Most DVD and Blu-Ray systems will decode TV broadcast, clips from YouTube or audio from your phone into surround. But it is only when you listen to true surround mix that you can appreciate the art of it.
Games and Blu-Ray movies will always have a true surround mix, and that’s why they sound better than a TV broadcast or streamed shows. There is much less compression on these disks.
7.1 is another type of surround sound. The difference between 5.1 and 7.1 is extra two channels of audio. The signal is split into L C R Ls Rs Lsr Rsr LFE (left, center, right, left surround, right surround, left rear surround, right rear surround, sub).
7.1 mixes are much less popular than 5.1 mixes and only in selected countries movies get a 7.1 cinema release. It depends on cinema sound setup.
5.1 mix can derive from 7.1 mixes and that is what mixers still do on most dubbing stages.
Atmos is the newest format from Dolby. It is still unknown to the general public and only around 2000 cinemas in the world are capable of playing Atmos mix in full scale.
What is it?
It’s quite difficult to explain in words; you need to experience a demo or a movie mixed in Atmos to understand the idea behind this new system. Atmos system divides mix into objects. It has up to 128 separate channels that the system sends to 64 speakers.
I am only familiar with Atmos mixes for movies so take my explanation of the system as only a small part of the technology.
The way the industry leans towards is to mix movies in Atmos and then derive everything else from it. That means 7.1/5.1/stereo and everything in between will be a “downmix” from Atmos.
Some mixers still hesitate and prefer to mix in 7.1 and only then do a quick Atmos job. It is quite an expensive venture and not as effective. Movies you will watch in Atmos will have sound effects flying all around you, rain coming from above, shouts from the left, explosions from behind.
It is quite something. I may write an article dedicated just to Atmos.
For now, just remember – speakers all around you mean Atmos.
Binaural recording gives you the sense of being “in the room”.
What does it mean and how you can achieve it?
And how do you experience it?
Let’s start with the last. Binaural is a headphone mix. I mean you can sort of experience it with surround sound, but headphones are the way to go.

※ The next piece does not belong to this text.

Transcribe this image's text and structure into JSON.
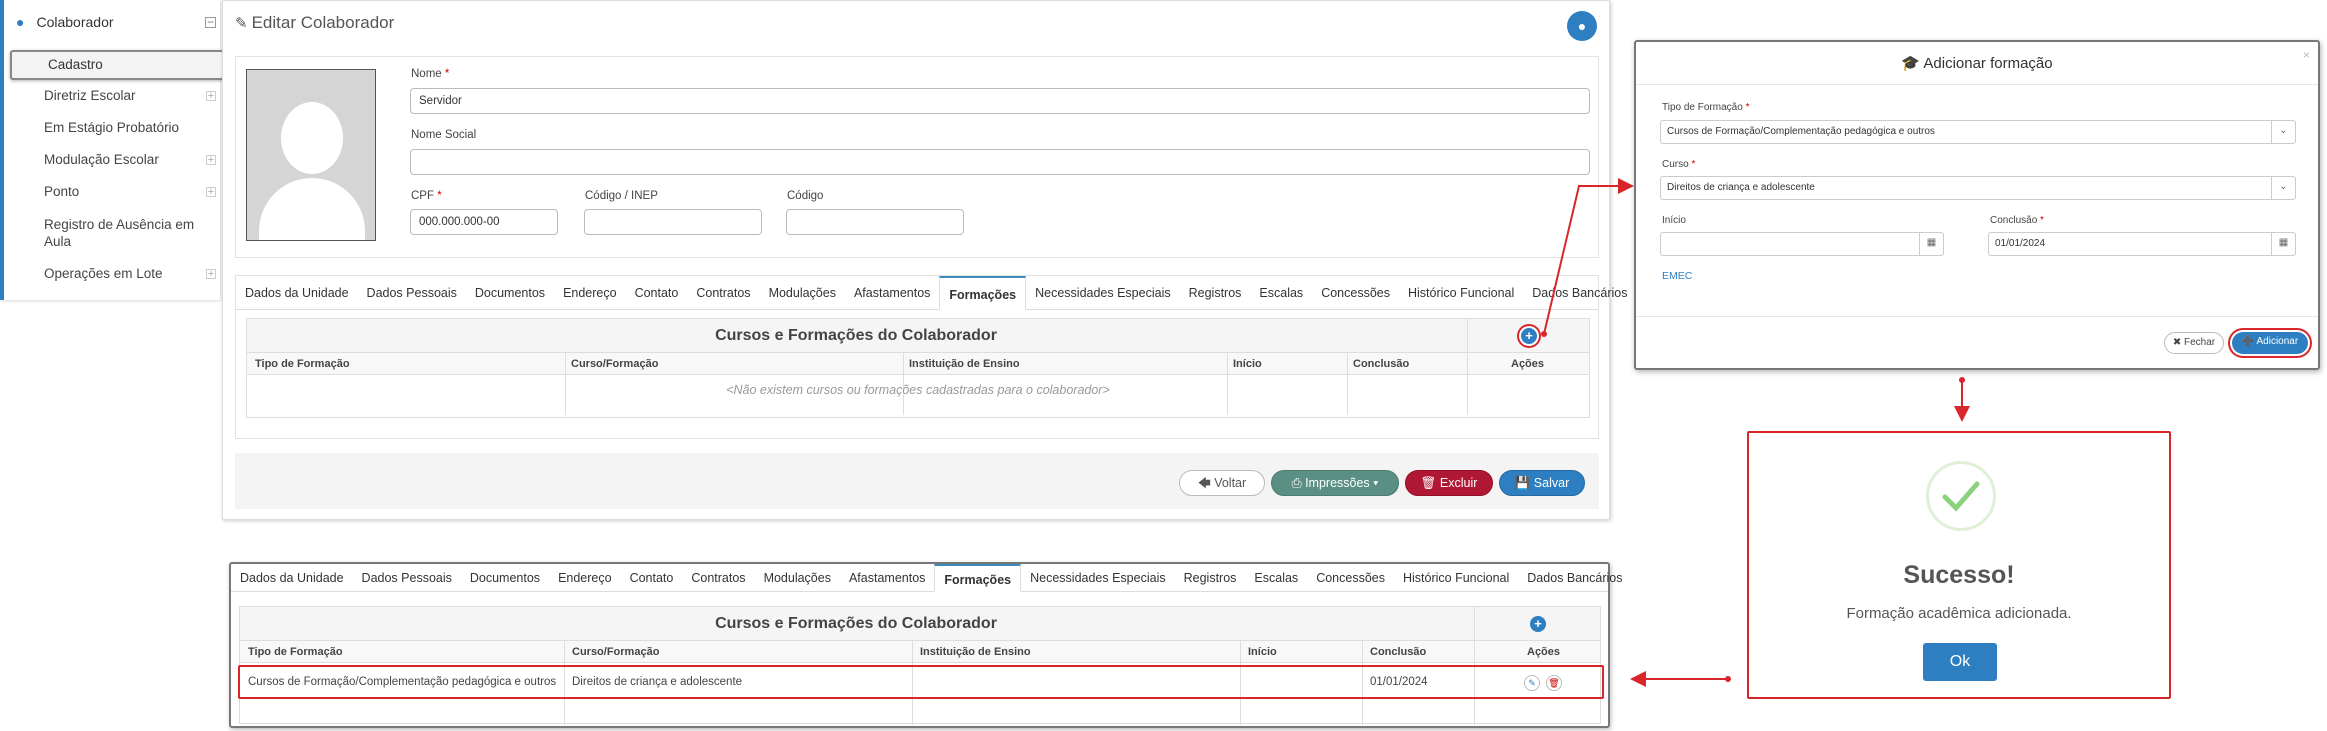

Imagine a band standing in the circle and you being inside of it. That’s what binaural is. It gives you the sense of sounds around you, moving as they pass you.
Subscribe for the latest updates